● TASK PROMPT: Copy out each line of the entries below in which the string "Hostname" appears.

RECORDS FOR THIS TASK Block Start

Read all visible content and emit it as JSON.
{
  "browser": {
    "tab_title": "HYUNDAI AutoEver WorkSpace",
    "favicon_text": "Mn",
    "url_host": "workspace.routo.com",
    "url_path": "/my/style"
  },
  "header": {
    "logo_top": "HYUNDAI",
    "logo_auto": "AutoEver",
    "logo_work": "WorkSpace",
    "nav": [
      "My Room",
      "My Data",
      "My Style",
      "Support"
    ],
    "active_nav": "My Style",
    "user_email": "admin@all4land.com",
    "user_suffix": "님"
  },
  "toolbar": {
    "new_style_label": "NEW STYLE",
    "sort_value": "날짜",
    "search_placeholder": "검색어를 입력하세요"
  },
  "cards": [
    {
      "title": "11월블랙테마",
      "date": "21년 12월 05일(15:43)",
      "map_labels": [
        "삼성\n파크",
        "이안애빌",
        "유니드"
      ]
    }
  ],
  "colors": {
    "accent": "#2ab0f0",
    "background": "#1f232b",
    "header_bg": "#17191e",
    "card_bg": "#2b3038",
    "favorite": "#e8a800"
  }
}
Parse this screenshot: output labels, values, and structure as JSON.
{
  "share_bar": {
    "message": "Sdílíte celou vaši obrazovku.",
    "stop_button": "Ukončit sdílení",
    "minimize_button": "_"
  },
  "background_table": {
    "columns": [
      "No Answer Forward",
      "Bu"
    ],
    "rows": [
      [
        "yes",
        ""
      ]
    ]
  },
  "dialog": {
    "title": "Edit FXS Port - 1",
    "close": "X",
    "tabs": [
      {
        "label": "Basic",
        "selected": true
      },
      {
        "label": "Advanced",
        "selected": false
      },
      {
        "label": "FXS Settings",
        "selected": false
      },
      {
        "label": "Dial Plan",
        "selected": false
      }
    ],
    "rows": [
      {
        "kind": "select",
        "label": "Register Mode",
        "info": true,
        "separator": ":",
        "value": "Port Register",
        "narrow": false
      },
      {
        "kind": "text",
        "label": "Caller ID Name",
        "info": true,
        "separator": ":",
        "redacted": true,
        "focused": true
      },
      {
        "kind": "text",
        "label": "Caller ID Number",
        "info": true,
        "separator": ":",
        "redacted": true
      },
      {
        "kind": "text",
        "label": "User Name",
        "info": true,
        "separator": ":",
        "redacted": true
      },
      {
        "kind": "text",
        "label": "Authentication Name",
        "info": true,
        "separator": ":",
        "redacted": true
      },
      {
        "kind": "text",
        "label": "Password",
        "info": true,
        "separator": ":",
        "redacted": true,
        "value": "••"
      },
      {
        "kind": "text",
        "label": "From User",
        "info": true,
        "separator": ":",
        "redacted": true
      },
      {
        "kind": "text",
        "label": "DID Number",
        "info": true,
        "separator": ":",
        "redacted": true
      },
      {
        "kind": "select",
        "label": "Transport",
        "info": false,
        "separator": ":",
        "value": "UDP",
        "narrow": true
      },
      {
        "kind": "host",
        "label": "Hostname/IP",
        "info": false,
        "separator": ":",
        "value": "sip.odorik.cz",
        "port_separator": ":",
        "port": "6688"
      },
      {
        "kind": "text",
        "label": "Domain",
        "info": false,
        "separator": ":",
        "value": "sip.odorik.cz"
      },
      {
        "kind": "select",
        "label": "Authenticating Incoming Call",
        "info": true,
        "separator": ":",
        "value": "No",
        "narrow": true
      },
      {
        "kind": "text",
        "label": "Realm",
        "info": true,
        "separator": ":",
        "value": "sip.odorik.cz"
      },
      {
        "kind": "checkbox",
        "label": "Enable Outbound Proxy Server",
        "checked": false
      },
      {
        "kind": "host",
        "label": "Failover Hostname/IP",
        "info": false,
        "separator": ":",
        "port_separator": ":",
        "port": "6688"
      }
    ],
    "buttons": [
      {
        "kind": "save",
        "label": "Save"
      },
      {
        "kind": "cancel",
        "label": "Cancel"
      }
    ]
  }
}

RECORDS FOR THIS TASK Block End

● TASK SOLUTION:
        "label": "Hostname/IP",
        "label": "Failover Hostname/IP",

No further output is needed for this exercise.